1. Start early! Puppies have a window for socialization that closes and you can’t re-open it easily once it does. The best time to take a puppy to a positive training class is when they are less than 16 weeks of age. Sadly, many people wait because they think they cannot attend class until pup has had all his shots. But, many veterinarians now believe that it is just as important to protect a puppy’s mental and behavioral health as his physical health. Puppies should have at least one set of vaccines at least 7 days prior to their first class, be parasite free, and kept up to date with age-appropriate vaccines during classes.
If you are considering a purebred dog from a breeder, be sure to do your homework – does the breeder do any socialization exercises while the pups are still with their mom? They should! Puppies can be exposed to different people, surfaces, sounds, wobble boards, mazes, crates and chew toys, etc. while still at the breeder’s home. While we advocate rescue, we understand that some people will want a purebred from a breeder – however, it is critical, if you go that route to find a reputable breeder.
If your particular breed has a breed standard that says “aloof” or “reserved” for example, be aware that you may need to pay particular attention to careful, early, and ongoing socialization.
2. Meet and greet! Meet and greet some more!!! Puppies should meet and greet lots and lots of people in the first weeks. That means people of different gender than the owner, and people of all sizes, especially babies and children of all ages and elders. If your pup is shy, all the more reason to get to puppy class with an experienced positive trainer. Make all interactions with people comfortable for your puppy. A small tidbit or lick of cheese offered by you just after someone starts petting the pup will go a long way to keeping his mouth occupied, telling him that petting is GOOD, and telling him that people predict good things happening for him. You can print out a Socialization Checklist and take it with you.
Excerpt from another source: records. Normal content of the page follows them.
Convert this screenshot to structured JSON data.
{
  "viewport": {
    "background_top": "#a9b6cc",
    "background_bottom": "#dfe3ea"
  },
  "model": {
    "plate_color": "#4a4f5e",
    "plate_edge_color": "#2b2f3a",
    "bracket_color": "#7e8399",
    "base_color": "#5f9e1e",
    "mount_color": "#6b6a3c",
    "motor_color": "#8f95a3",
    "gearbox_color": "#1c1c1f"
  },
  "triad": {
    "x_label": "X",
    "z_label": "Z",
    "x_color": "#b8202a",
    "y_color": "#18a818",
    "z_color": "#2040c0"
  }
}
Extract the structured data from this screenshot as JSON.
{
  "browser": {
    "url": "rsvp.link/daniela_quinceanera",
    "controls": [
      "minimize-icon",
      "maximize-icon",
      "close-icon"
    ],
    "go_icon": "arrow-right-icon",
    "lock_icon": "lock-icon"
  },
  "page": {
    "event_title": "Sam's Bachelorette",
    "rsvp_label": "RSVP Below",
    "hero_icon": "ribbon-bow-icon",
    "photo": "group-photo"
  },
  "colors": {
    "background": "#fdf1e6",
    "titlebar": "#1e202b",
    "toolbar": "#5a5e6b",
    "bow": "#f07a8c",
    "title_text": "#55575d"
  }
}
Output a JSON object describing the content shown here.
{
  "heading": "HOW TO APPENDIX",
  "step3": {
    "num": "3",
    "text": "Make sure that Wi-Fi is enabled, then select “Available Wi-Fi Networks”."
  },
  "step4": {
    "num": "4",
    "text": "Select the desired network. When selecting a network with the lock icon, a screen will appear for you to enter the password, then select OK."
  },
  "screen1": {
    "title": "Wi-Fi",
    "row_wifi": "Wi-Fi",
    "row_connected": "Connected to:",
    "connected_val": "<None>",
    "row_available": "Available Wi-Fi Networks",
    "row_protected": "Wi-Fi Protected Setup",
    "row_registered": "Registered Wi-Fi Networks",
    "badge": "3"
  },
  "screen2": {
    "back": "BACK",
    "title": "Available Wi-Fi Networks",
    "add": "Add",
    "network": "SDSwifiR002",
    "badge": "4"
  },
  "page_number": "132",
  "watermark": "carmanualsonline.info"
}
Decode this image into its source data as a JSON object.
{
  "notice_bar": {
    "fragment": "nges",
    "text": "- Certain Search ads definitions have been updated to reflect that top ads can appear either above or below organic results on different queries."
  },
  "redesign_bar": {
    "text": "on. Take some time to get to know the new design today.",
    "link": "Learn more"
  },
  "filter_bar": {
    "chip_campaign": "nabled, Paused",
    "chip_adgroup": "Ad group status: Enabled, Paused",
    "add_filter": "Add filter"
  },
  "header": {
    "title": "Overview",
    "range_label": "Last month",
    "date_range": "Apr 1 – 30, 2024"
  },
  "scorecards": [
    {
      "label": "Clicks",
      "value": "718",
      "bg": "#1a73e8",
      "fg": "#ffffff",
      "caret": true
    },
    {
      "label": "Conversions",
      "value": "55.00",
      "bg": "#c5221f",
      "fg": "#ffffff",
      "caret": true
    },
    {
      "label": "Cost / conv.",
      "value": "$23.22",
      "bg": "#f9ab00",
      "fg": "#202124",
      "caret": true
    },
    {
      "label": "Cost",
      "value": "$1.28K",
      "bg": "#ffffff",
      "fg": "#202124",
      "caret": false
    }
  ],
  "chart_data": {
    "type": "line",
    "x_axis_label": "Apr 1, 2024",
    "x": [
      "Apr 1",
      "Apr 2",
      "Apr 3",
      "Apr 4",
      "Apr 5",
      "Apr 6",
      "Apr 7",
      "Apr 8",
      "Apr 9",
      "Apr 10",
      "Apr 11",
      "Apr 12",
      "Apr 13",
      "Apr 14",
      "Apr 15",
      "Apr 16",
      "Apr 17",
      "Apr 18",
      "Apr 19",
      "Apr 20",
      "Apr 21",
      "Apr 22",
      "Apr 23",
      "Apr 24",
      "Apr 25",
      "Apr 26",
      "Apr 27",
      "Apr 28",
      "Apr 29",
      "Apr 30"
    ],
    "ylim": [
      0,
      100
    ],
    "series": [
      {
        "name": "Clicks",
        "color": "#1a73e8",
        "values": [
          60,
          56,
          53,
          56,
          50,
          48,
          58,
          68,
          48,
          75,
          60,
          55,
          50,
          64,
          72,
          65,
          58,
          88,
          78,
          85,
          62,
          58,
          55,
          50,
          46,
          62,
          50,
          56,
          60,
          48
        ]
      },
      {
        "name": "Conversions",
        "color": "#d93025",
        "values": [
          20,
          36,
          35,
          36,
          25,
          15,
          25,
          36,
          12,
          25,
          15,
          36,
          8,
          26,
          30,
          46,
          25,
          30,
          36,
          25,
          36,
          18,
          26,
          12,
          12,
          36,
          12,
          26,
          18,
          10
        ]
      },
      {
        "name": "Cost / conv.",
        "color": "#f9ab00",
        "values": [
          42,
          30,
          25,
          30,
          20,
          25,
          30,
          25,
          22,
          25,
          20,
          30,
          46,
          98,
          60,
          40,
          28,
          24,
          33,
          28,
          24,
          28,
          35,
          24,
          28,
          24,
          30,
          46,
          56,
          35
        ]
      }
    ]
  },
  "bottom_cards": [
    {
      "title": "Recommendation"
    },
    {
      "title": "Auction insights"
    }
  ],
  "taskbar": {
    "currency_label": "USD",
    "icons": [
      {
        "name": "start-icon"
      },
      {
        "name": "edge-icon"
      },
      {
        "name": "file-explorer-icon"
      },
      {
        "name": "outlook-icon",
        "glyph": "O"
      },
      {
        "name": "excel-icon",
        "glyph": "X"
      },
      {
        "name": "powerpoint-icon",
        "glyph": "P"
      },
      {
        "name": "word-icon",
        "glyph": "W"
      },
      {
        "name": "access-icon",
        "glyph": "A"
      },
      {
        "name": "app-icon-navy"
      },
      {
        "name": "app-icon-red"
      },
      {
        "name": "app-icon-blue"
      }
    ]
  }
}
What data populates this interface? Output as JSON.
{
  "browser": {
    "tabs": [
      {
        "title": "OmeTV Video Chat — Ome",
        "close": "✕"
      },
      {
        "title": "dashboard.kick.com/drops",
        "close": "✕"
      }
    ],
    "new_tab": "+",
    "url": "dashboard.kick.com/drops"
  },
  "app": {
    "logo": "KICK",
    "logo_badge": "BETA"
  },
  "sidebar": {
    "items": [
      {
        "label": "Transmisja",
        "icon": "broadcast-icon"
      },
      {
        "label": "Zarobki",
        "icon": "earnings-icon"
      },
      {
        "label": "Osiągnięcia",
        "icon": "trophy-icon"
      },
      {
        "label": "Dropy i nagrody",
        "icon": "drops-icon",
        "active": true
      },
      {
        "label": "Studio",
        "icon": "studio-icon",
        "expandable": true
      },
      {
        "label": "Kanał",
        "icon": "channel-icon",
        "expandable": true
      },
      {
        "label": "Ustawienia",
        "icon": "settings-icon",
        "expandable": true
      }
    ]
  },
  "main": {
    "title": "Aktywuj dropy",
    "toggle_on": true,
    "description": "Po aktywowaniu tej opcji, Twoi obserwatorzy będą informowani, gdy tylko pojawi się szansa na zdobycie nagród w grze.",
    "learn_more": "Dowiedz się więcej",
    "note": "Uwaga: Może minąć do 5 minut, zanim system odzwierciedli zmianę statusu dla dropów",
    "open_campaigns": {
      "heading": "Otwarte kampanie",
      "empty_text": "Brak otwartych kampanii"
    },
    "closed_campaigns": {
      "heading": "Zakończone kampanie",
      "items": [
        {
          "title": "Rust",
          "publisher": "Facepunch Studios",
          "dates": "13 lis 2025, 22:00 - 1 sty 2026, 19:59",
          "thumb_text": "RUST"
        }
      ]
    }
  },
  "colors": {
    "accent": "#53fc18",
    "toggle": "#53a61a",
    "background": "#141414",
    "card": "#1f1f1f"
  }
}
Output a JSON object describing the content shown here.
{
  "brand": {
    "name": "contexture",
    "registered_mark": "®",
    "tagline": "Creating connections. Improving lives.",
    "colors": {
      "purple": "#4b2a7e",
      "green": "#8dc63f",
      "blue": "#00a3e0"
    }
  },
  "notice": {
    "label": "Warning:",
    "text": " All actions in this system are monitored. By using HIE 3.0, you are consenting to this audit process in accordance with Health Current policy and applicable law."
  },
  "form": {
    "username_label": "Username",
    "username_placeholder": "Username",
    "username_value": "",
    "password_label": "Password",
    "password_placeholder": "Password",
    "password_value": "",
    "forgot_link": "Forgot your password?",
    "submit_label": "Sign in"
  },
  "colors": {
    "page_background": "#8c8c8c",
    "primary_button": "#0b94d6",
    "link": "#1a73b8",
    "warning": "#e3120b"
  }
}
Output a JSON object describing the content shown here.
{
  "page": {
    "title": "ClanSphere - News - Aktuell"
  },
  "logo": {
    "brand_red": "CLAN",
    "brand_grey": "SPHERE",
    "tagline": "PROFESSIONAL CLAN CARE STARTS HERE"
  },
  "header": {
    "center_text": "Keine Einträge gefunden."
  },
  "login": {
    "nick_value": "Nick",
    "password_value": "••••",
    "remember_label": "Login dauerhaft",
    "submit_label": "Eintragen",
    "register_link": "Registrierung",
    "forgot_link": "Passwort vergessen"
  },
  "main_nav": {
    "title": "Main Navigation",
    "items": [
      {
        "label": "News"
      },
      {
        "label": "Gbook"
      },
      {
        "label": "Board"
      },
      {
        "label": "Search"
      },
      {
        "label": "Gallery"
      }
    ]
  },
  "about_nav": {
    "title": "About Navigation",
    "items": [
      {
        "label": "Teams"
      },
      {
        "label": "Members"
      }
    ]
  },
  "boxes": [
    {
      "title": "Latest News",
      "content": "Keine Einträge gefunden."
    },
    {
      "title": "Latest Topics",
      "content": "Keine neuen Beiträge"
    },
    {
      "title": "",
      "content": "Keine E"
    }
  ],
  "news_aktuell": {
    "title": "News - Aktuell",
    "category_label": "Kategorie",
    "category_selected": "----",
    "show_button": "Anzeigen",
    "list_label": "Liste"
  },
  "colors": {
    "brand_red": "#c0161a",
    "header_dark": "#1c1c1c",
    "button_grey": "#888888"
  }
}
3. Socialize carefully. Puppies need lots of “padding” with other puppies and safe older dogs. They do not need to be “told off” or learn bullying play styles, either by example of older dogs or through fear. That’s why puppy socials or puppy classes are ideal for first experiences with off leash contact with other dogs.
It’s not enough that your pup plays with the other dogs in your home, or with one or two neighbor dogs. They need to learn that many different kinds of dogs are out there in the world, but that most are friendly. If a friend suggests letting your pup meet their dog, the question to ask is, “Does your dog play nicely with UNFAMILIAR dogs and PUPPIES?” Introductions should be made with leashes dragging (you’ll have to be a careful “wrangler” so that no one gets tangled).
Be sure that all play takes place in a very securely fenced environment so you can remove collars and harnesses once you are sure the dogs are friendly. The area should also be small enough for you to intervene if you need to quickly step in to remove a dog, or give a gentle time out to pups that get overly-aroused.
Normal play means both dogs are having fun, no one looks stressed, and there is plenty of “give and take” with lots of curved body language and meta-signals, such as “play bows” and exaggerated pouncing. There may or may not be wrestling, growling, play-biting, etc. If you are not sure your pup is having fun, do a “consent test” – gently remove the “offending” pup and see if the underdog pup goes to seek him out again. If so, they are probably OK. If not, time to find another play mate for a little while, or even permanently. This doesn’t necessarily mean that the offending dog is awful (after all, it may be YOUR pup that is overly aroused at times), it may just mean that the dogs’ play styles are not compatible at this stage.
4. Make sure your puppy gets husbandry training so that he/she will be more comfortable when you must give puppy a pill or clip nails, or he/she must go to the veterinarian or groomer. Acclimating puppies to being handled all over is important, as is getting them used to having their collar grabbed or to being hugged (children tend to hug dogs, and most dogs don’t naturally like being hugged, so it’s important that we teach them!). For those of you who want to more thoroughly understand the process that good trainers use to do this, the ASPCA has an article about “Desensitization and Counterconditioning” on their virtual behaviorist section.
5. Use force free training!!! Evidence is mounting that if you train with aggressive methods your dog may be more aggressive. Many who are new to training think that all trainers do the same things. Training, however, is an unregulated industry and knowing how to find the right trainer isn’t always easy. The first place to look to find a force free trainer in your area is the international organization for force free pet professionals – Pet Professional Guild.
If you have no trainer nearby, Puppy Start Right is a great book that can help you with puppy’s early education.